  14. ^ Sherson, p. 201
  15. ^ Labby and Dora (Labouchere genealogy site) accessed 1 April 2008
  16. ^ London Facts and Gossip 17 January 1883 The New York Times accessed 1 April 2008
  17. ^ Feature on Hodson in Footlights Notes Archived 7 July 2011 at the Wayback Machine
  18. ^ Thorold, Algar Labouchere. The life of Henry Labouchere, G.P. Putnam's Sons (1913) [1] pp. 125–140
  19. ^ The Times, 31 December 1957, p. 6
  20. ^ Vorder Bruegge, Andrew (Winthrop University). "W. S. Gilbert: Antiquarian Authenticity and Artistic Autocracy" Archived 10 May 2011 at the Wayback Machine . Paper presented at the Victorian Interdisciplinary Studies Association of the Western United States annual conference in October 2002, accessed 26 March 2008
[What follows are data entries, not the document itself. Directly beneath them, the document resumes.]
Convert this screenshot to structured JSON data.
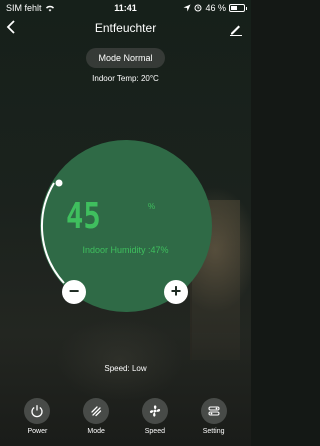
{
  "status_bar": {
    "carrier": "SIM fehlt",
    "time": "11:41",
    "battery": "46 %"
  },
  "header": {
    "title": "Entfeuchter"
  },
  "mode": {
    "label": "Mode Normal"
  },
  "indoor_temp": "Indoor Temp: 20°C",
  "dial": {
    "value": "45",
    "unit": "%",
    "humidity_label": "Indoor Humidity :47%",
    "decrease_label": "−",
    "increase_label": "+"
  },
  "speed_text": "Speed: Low",
  "controls": [
    {
      "label": "Power",
      "icon": "power-icon"
    },
    {
      "label": "Mode",
      "icon": "mode-icon"
    },
    {
      "label": "Speed",
      "icon": "fan-icon"
    },
    {
      "label": "Setting",
      "icon": "settings-icon"
    }
  ],
  "colors": {
    "dial": "#2f6a46",
    "accent_green": "#3fbf5e"
  }
}
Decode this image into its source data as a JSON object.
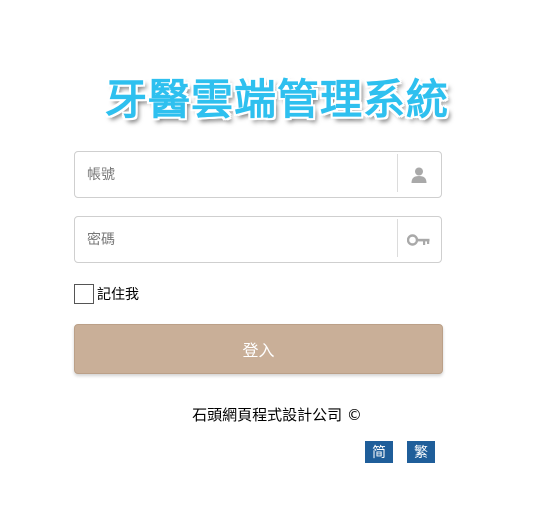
{
  "header": {
    "title": "牙醫雲端管理系統"
  },
  "login_form": {
    "username": {
      "placeholder": "帳號",
      "value": "",
      "icon": "user-icon"
    },
    "password": {
      "placeholder": "密碼",
      "value": "",
      "icon": "key-icon"
    },
    "remember_me": {
      "label": "記住我",
      "checked": false
    },
    "submit_label": "登入"
  },
  "footer": {
    "company": "石頭網頁程式設計公司 ©",
    "languages": [
      {
        "label": "简"
      },
      {
        "label": "繁"
      }
    ]
  },
  "colors": {
    "title": "#2ec0ef",
    "login_button": "#c9af98",
    "language_button": "#1f5e9a"
  }
}
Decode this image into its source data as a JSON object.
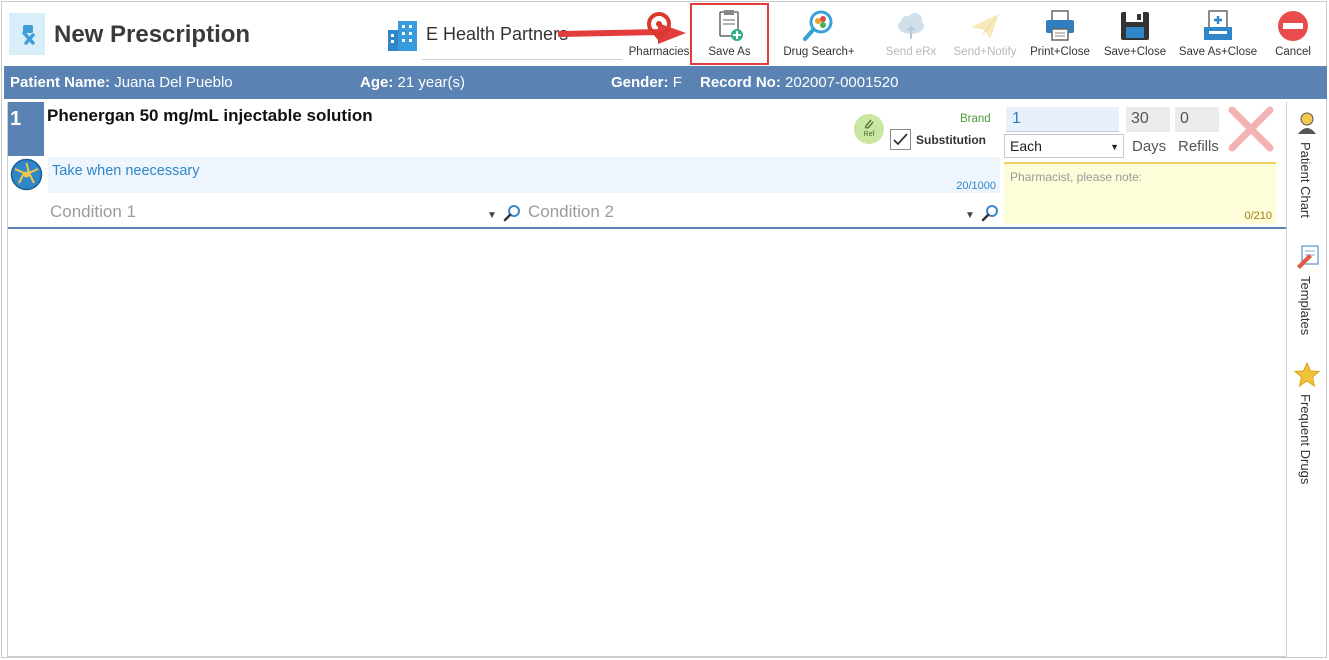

  21. ^ a b c Hirshfield, Claire. "Labouchere, Truth and the Uses of Antisemitism", Victorian Periodicals Review, Vol. 26, No. 3 (Fall, 1993), pp. 134–142
  22. ^ "High Court of Justice, Nov. 28, Chancery Division", The Times, 29 November 1879, p. 4
  23. ^ "Cruelty to Animals Acts Extension Bill", Hansard, 7 February 1884
  24. ^ Text of the 1885 Act, accessed 7 March 2012
  25. ^ Kaplan, Morris B. (2005). Sodom on the Thames: sex, love, and scandal in Wilde times. Cornell University Press. p. 175.
  26. ^ Aldrich, Robert; Wotherspoon, Garry, eds. (2003). Who's who in gay and lesbian history: from antiquity to World War II. Psychology Press. p. 298.
  27. ^ Cohen, Ed (1993). Talk on the Wilde side: toward a genealogy of a discourse on male sexualities. Psychology Press. p. 92.
  28. ^ Bogdanor, p. 34
  29. ^ Beckett, p. 199
  30. ^ Jenkins, pp. 447–448
  31. ^ "The stock-jobbing of Henry Labouchere", LSE Selected Pamphlets, 1897, accessed 28 May 2011 (subscription required)
  32. ^ "Court Circular", The Times, 17 February 1906, p. 6
  33. ^ UK Retail Price Index inflation figures are based on data from Clark, Gregory (2017). "The Annual RPI and Average Earnings for Britain, 1209 to Present (New Series)". MeasuringWorth. Retrieved 27 January 2019.
  34. ^ "Review of The Life of Henry Labouchere by Algar Thorold". The Athenaeum (4486): 409–411. 18 October 1913.

External linksEdit